The resurgent success of the lines absorbed and kept by Conrail had noticeable impacts on the performance of the Chessie System and Family Lines routes into the area served by Conrail, leading to the early 1980s merger of these two systems into CSX Transportation, and the resultant combination of the extended Norfolk & Western and the Southern Railway into Norfolk Southern, as a defensive response to the CSX combination. Like Conrail, CSX and NS assessed their various routes, particularly those that now duplicated one another, and pruned the lesser performing routes, either by closure or sale to the newly burgeoning regional railroads. For example, CSX now had duplicate lines between Louisville and Cincinnati: the direct route on teh former L&N and a longer route on the former B&O via Seymour, IN. The vast majortiy of the traffic betwen the two points was moved to the former L&N line, although in later years, capacity problems resulted in one or two throught rains (Q.268 in 2012, for example) returning to the former B&) route.

CSX Traffic:

NS Traffic:

The process of re-engineering their trunk routes, however, would not truly come to fruition until these two systems jointly took over Conrail, in 1999, and split it between them.

CSX, Norfolk Southern, and double-stack clearances

Since the Conrail split, Norfolk Southern has had three basic routes from the Chicago area to the Atlantic Coast: down the former Southern "Rat Hole" to Harriman Junction, then southeast to Knoxville, and either northeast on the Crescent Corridor or east through Asheville to Linwood; southeast along the Heartland Corridor (former Pocahontas Route), through Kenova and Roanoke; and east, across Pennsylvania, to Enola/Harrisburg and then down the Port Road to Baltimore or across the Harrisburg Line into New Jersey. Of these, the Rat Hole and its connections onward to Linwood were available for double-stacks as a result of the line and tunnel changes in the 1950s and 1960s (with only a couple of tunnels north of Oakdale needing notches to be cut in them for double-stack passage), while the line across Pennsylvania was cleared for double-stacks in the 1990s, during the Conrail era. The Pocahontas line has been cleared more recently, opening to double stacks on September 9, 2010, when trains 217 and 218, between Linwood and Chicago, and 233, 234 and 236, between Norfolk and Chicago, started carrying double-stack containers.

Connections from Chicago/Elkhart to these lines are: via either the Marion (IN) branch or former Nickel Plate New Castle District, both feeding at Muncie, IN, into a former PRR line onwards to Cincinnati; south from Oak Harbor (on the Chicago Line) and Bellevue to Columbus and Portsmouth, OH (with the connection from Cincinnati via the Dayton District feeding in at Columbus); and across the Chicago Line to Cleveland, down the Cleveland Line to Alliance and then east through Pittsburgh.

Crescent Corridor route descriptions

Harriman Junction to Salisbury route descriptions

NS Traffic:

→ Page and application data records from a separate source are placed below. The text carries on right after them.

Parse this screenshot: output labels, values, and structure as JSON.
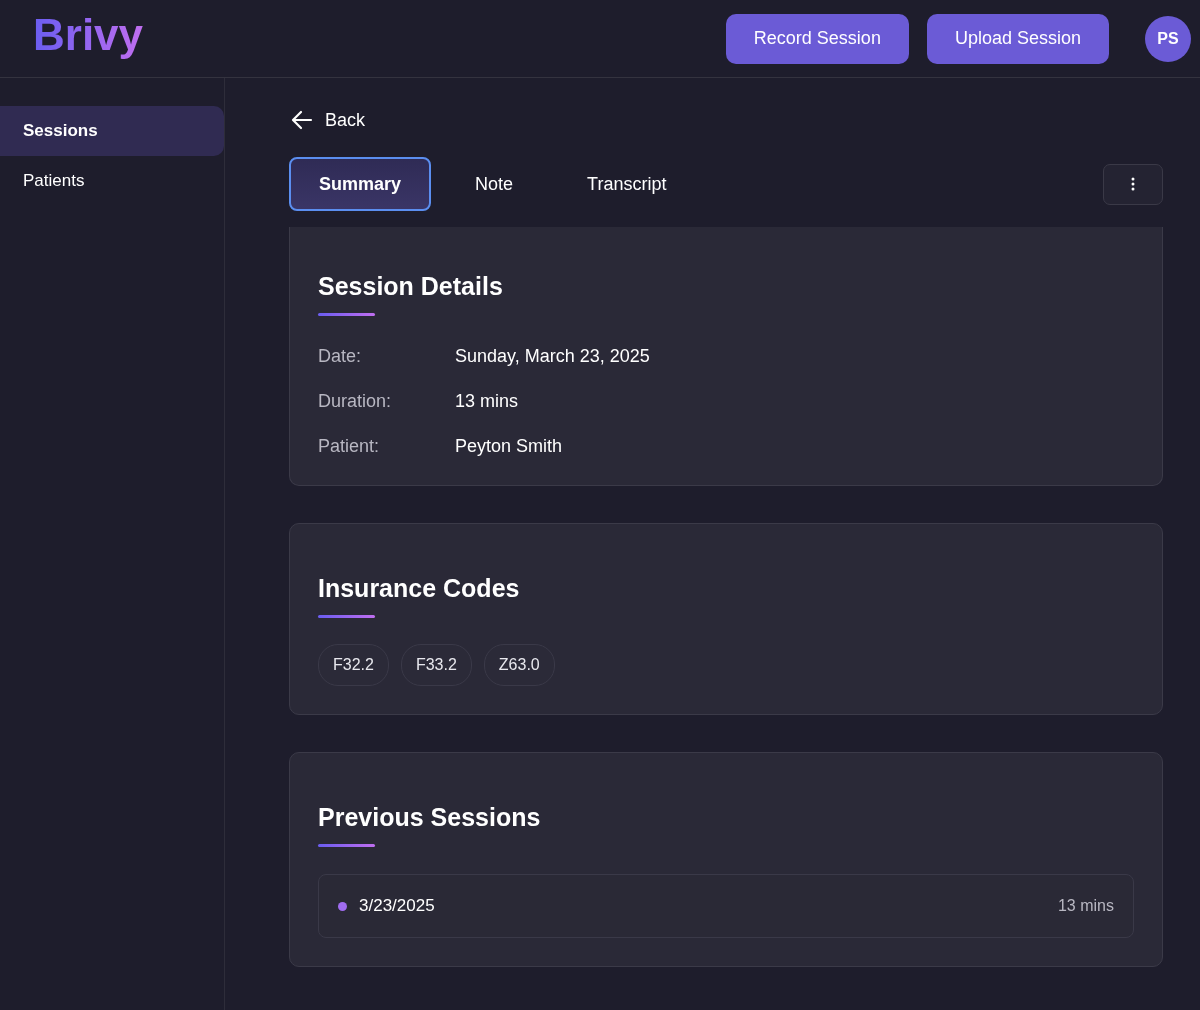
{
  "header": {
    "logo": "Brivy",
    "actions": [
      {
        "label": "Record Session"
      },
      {
        "label": "Upload Session"
      }
    ],
    "avatar": "PS"
  },
  "sidebar": {
    "items": [
      {
        "label": "Sessions",
        "selected": true
      },
      {
        "label": "Patients",
        "selected": false
      }
    ]
  },
  "back": "Back",
  "tabs": [
    {
      "label": "Summary",
      "selected": true
    },
    {
      "label": "Note",
      "selected": false
    },
    {
      "label": "Transcript",
      "selected": false
    }
  ],
  "session_details": {
    "title": "Session Details",
    "fields": [
      {
        "label": "Date:",
        "value": "Sunday, March 23, 2025"
      },
      {
        "label": "Duration:",
        "value": "13 mins"
      },
      {
        "label": "Patient:",
        "value": "Peyton Smith"
      }
    ]
  },
  "insurance_codes": {
    "title": "Insurance Codes",
    "codes": [
      "F32.2",
      "F33.2",
      "Z63.0"
    ]
  },
  "previous_sessions": {
    "title": "Previous Sessions",
    "items": [
      {
        "date": "3/23/2025",
        "duration": "13 mins",
        "color": "#a06cf0"
      }
    ]
  }
}
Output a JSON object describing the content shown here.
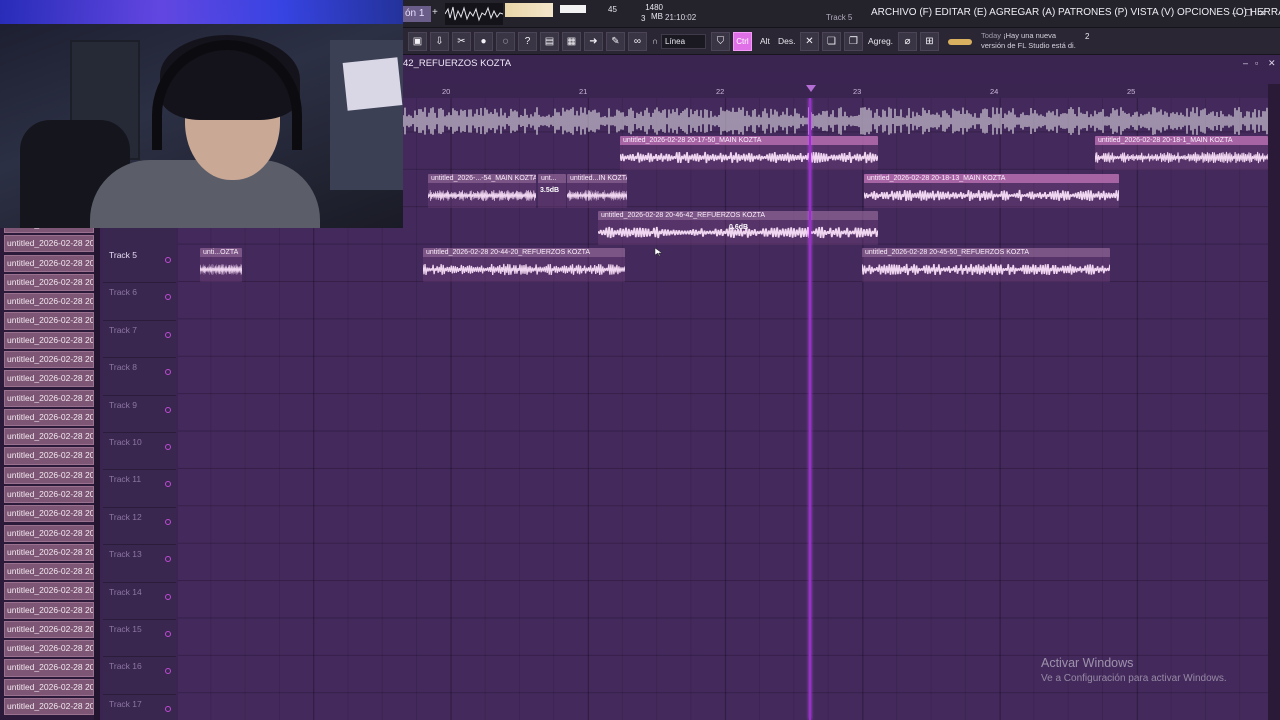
{
  "app": {
    "pattern_selector": "ón 1",
    "cpu_value": "45",
    "memory": "1480 MB",
    "polyphony": "3",
    "clock": "21:10:02",
    "hint": "Track 5",
    "menu": "ARCHIVO (F) EDITAR (E) AGREGAR (A) PATRONES (P) VISTA (V) OPCIONES (O) HERRAMIENTAS (T) AYUDA"
  },
  "toolbar": {
    "snap_mode": "Línea",
    "ctrl_label": "Ctrl",
    "alt_label": "Alt",
    "des_label": "Des.",
    "agreg_label": "Agreg.",
    "news_today": "Today",
    "news_text": "¡Hay una nueva versión de FL Studio está di.",
    "news_badge": "2"
  },
  "playlist": {
    "title": "42_REFUERZOS KOZTA",
    "ruler_bars": [
      "20",
      "21",
      "22",
      "23",
      "24",
      "25"
    ]
  },
  "tracks": [
    {
      "name": "Track 5",
      "active": true
    },
    {
      "name": "Track 6",
      "active": false
    },
    {
      "name": "Track 7",
      "active": false
    },
    {
      "name": "Track 8",
      "active": false
    },
    {
      "name": "Track 9",
      "active": false
    },
    {
      "name": "Track 10",
      "active": false
    },
    {
      "name": "Track 11",
      "active": false
    },
    {
      "name": "Track 12",
      "active": false
    },
    {
      "name": "Track 13",
      "active": false
    },
    {
      "name": "Track 14",
      "active": false
    },
    {
      "name": "Track 15",
      "active": false
    },
    {
      "name": "Track 16",
      "active": false
    },
    {
      "name": "Track 17",
      "active": false
    }
  ],
  "clip_list": {
    "label": "untitled_2026-02-28 20-",
    "count": 26
  },
  "clips": {
    "c1": "untitled_2026-02-28 20-17-50_MAIN KOZTA",
    "c2": "untitled_2026-02-28 20-18-1_MAIN KOZTA",
    "c3": "untitled_2026-...-54_MAIN KOZTA",
    "c4": "unt...",
    "c5": "untitled...IN KOZTA",
    "c6": "untitled_2026-02-28 20-18-13_MAIN KOZTA",
    "c7": "untitled_2026-02-28 20-46-42_REFUERZOS KOZTA",
    "c8": "unti...OZTA",
    "c9": "untitled_2026-02-28 20-44-20_REFUERZOS KOZTA",
    "c10": "untitled_2026-02-28 20-45-50_REFUERZOS KOZTA",
    "gain_a": "3.5dB",
    "gain_b": "0.6dB"
  },
  "watermark": {
    "line1": "Activar Windows",
    "line2": "Ve a Configuración para activar Windows."
  },
  "colors": {
    "accent": "#e070e8",
    "playhead": "#a02ad6",
    "background": "#442a5c"
  }
}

At the time of the split, CSX had no lines to the Atlantic Coast cleared for double-stacks, other than the circuitous routings via upstate New York, on the one hand, or the former L&N lines into Alabama (and Georgia?), on the other. It has been working frantically to clear the former B&O Sand Patch and East End lines for these larger clearances, with the Sand Patch tunnels done in 2010, and the work on the Magnolia Cutoff in West Virginia and Maryland proceeding apace in early 2012 (the so-called Heritage Corridor).

South of Nashville, traffic to and from Florida points can take either the route via Chattanooga and Atlanta or the route via Birmingham, coming back together at Manchester, GA, to head through Waycross to Folkston, GA. All manifest traffic seems to terminate and originate at Waycross.

CSX Traffic: